What needs to be done ▸ Single out the lines of the material that contain "JSON" and copy them.

The input ▸
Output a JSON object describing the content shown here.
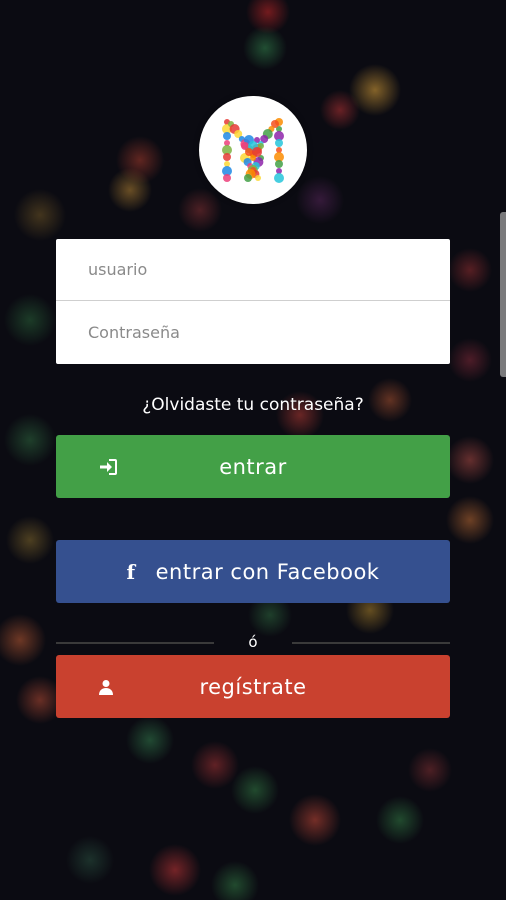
{
  "login": {
    "username_placeholder": "usuario",
    "password_placeholder": "Contraseña",
    "forgot_password": "¿Olvidaste tu contraseña?"
  },
  "buttons": {
    "enter_label": "entrar",
    "facebook_label": "entrar con Facebook",
    "register_label": "regístrate"
  },
  "divider_text": "ó",
  "icons": {
    "enter": "sign-in-icon",
    "facebook": "facebook-icon",
    "register": "user-icon",
    "logo": "heart-m-logo"
  },
  "colors": {
    "enter_button": "#43a047",
    "facebook_button": "#35508f",
    "register_button": "#c9412f"
  }
}
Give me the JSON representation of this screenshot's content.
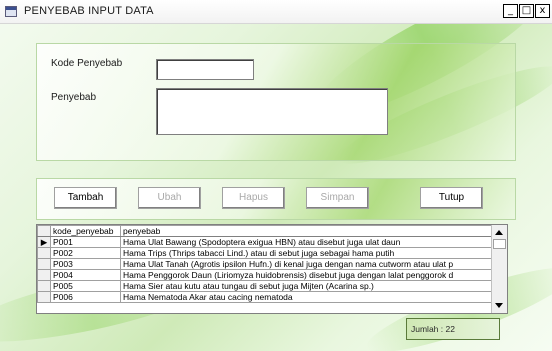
{
  "window": {
    "title": "PENYEBAB INPUT DATA",
    "controls": {
      "minimize": "_",
      "maximize": "□",
      "close": "x"
    }
  },
  "form": {
    "kode_label": "Kode Penyebab",
    "kode_value": "",
    "penyebab_label": "Penyebab",
    "penyebab_value": ""
  },
  "buttons": {
    "tambah": "Tambah",
    "ubah": "Ubah",
    "hapus": "Hapus",
    "simpan": "Simpan",
    "tutup": "Tutup"
  },
  "grid": {
    "columns": [
      "kode_penyebab",
      "penyebab"
    ],
    "rows": [
      [
        "P001",
        "Hama Ulat Bawang (Spodoptera exigua HBN) atau disebut juga ulat daun"
      ],
      [
        "P002",
        "Hama Trips (Thrips tabacci Lind.) atau di sebut juga sebagai hama putih"
      ],
      [
        "P003",
        "Hama Ulat Tanah (Agrotis ipsilon Hufn.) di kenal juga dengan nama cutworm atau ulat p"
      ],
      [
        "P004",
        "Hama Penggorok Daun (Liriomyza huidobrensis) disebut juga dengan lalat penggorok d"
      ],
      [
        "P005",
        "Hama Sier atau kutu atau tungau di sebut juga Mijten (Acarina sp.)"
      ],
      [
        "P006",
        "Hama Nematoda Akar atau cacing nematoda"
      ]
    ],
    "selected_row": 0,
    "row_indicator": "▶"
  },
  "status": {
    "jumlah": "Jumlah : 22"
  },
  "colors": {
    "accent_green": "#a5d76e",
    "panel_border": "#b9d8a5"
  }
}
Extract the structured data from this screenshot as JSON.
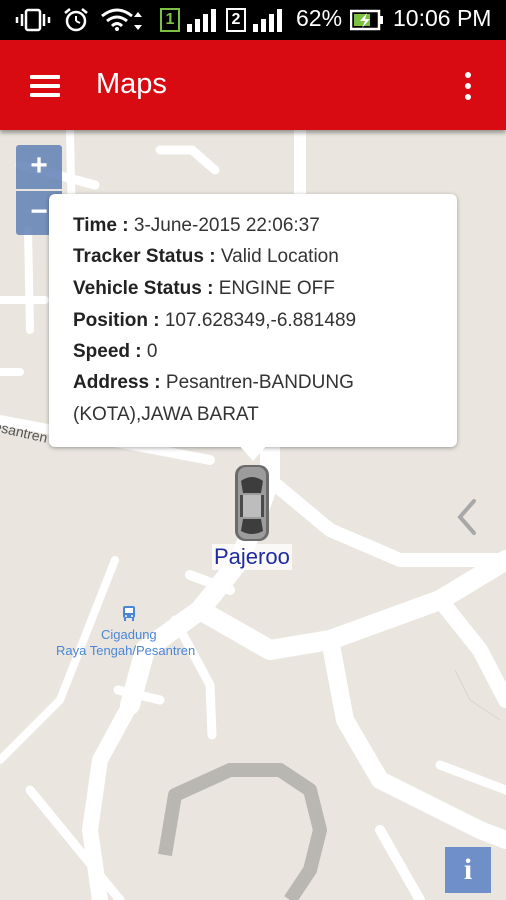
{
  "status_bar": {
    "battery_percent": "62%",
    "time": "10:06 PM",
    "sim1_label": "1",
    "sim2_label": "2",
    "icons": [
      "vibrate-icon",
      "alarm-icon",
      "wifi-icon",
      "sim1-signal-icon",
      "sim2-signal-icon",
      "battery-charging-icon"
    ]
  },
  "app_bar": {
    "title": "Maps",
    "menu_icon": "hamburger-menu-icon",
    "overflow_icon": "overflow-menu-icon",
    "color": "#d80a12"
  },
  "map": {
    "zoom_in_label": "+",
    "zoom_out_label": "−",
    "street_label": "esantren",
    "poi": {
      "line1": "Cigadung",
      "line2": "Raya Tengah/Pesantren",
      "icon": "bus-stop-icon"
    },
    "info_label": "i"
  },
  "popup": {
    "time_label": "Time :",
    "time_value": "3-June-2015 22:06:37",
    "tracker_label": "Tracker Status :",
    "tracker_value": "Valid Location",
    "vehicle_label": "Vehicle Status :",
    "vehicle_value": "ENGINE OFF",
    "position_label": "Position :",
    "position_value": "107.628349,-6.881489",
    "speed_label": "Speed :",
    "speed_value": "0",
    "address_label": "Address :",
    "address_value_line1": "Pesantren-BANDUNG",
    "address_value_line2": "(KOTA),JAWA BARAT"
  },
  "marker": {
    "label": "Pajeroo",
    "icon": "car-icon"
  }
}
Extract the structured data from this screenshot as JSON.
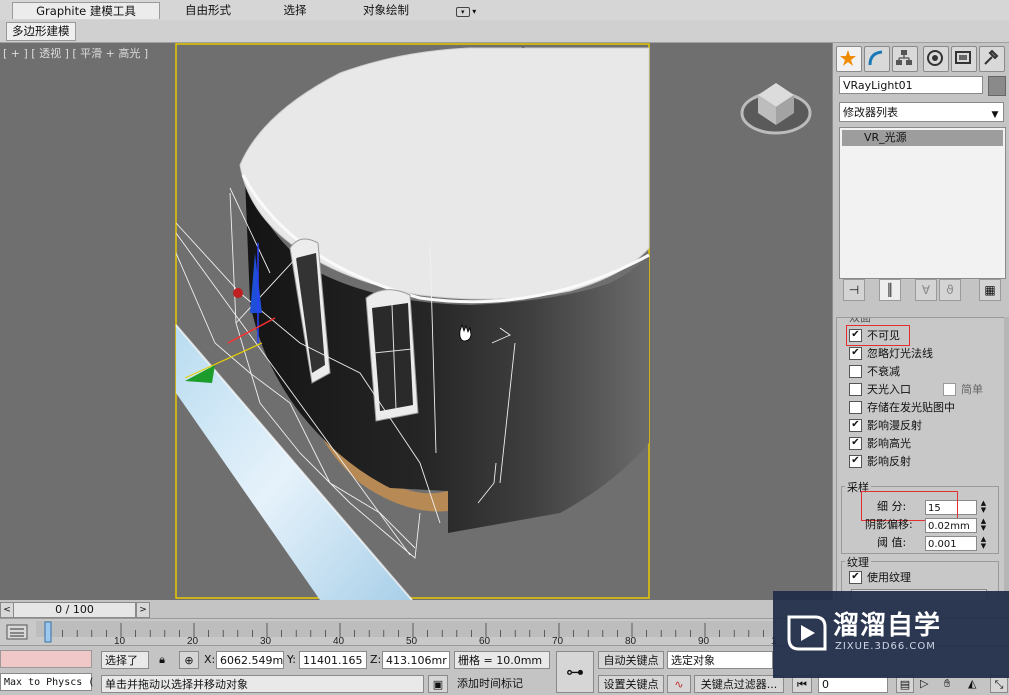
{
  "ribbon": {
    "tabs": [
      {
        "label": "Graphite 建模工具",
        "active": true
      },
      {
        "label": "自由形式",
        "active": false
      },
      {
        "label": "选择",
        "active": false
      },
      {
        "label": "对象绘制",
        "active": false
      }
    ],
    "subtab": "多边形建模"
  },
  "viewport": {
    "label": "[ + ] [ 透视 ] [ 平滑 + 高光 ]",
    "viewcube_icon": "viewcube-icon",
    "cursor_icon": "hand-cursor-icon"
  },
  "command_panel": {
    "tab_icons": [
      "create-icon",
      "modify-icon",
      "hierarchy-icon",
      "motion-icon",
      "display-icon",
      "utilities-icon"
    ],
    "object_name": "VRayLight01",
    "modifier_list": "修改器列表",
    "stack_item": "VR_光源",
    "options_partial": "双面",
    "options": [
      {
        "label": "不可见",
        "checked": true
      },
      {
        "label": "忽略灯光法线",
        "checked": true
      },
      {
        "label": "不衰减",
        "checked": false
      },
      {
        "label": "天光入口",
        "checked": false
      },
      {
        "label": "存储在发光贴图中",
        "checked": false
      },
      {
        "label": "影响漫反射",
        "checked": true
      },
      {
        "label": "影响高光",
        "checked": true
      },
      {
        "label": "影响反射",
        "checked": true
      }
    ],
    "simple_option": {
      "label": "简单",
      "checked": false
    },
    "sampling": {
      "title": "采样",
      "subdivs_label": "细  分:",
      "subdivs_value": "15",
      "shadow_bias_label": "阴影偏移:",
      "shadow_bias_value": "0.02mm",
      "threshold_label": "阈  值:",
      "threshold_value": "0.001"
    },
    "texture": {
      "title": "纹理",
      "use_texture_label": "使用纹理",
      "use_texture_checked": true
    }
  },
  "timeline": {
    "frame_display": "0 / 100",
    "ticks": [
      0,
      10,
      20,
      30,
      40,
      50,
      60,
      70,
      80,
      90,
      100
    ],
    "current_frame": 0
  },
  "status": {
    "maxscript_line": "Max to Physcs (",
    "selection": "选择了",
    "x_label": "X:",
    "x_value": "6062.549m",
    "y_label": "Y:",
    "y_value": "11401.165",
    "z_label": "Z:",
    "z_value": "413.106mr",
    "grid": "栅格 = 10.0mm",
    "prompt": "单击并拖动以选择并移动对象",
    "add_time_tag": "添加时间标记",
    "auto_key": "自动关键点",
    "set_key": "设置关键点",
    "selected_object": "选定对象",
    "key_filters": "关键点过滤器...",
    "frame_field": "0"
  },
  "watermark": {
    "title": "溜溜自学",
    "subtitle": "ZIXUE.3D66.COM"
  },
  "colors": {
    "viewport_bg": "#6f6f6f",
    "viewport_border": "#e8c800",
    "highlight_box": "#e03030",
    "light_icon_blue": "#1f4fd6",
    "light_icon_green": "#1c9c2a"
  }
}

Final answer ▸
Output a JSON object describing the content shown here.
Give me the JSON representation of this screenshot's content.
Extract the structured data from this screenshot as JSON.
Extract the structured data from this screenshot as JSON.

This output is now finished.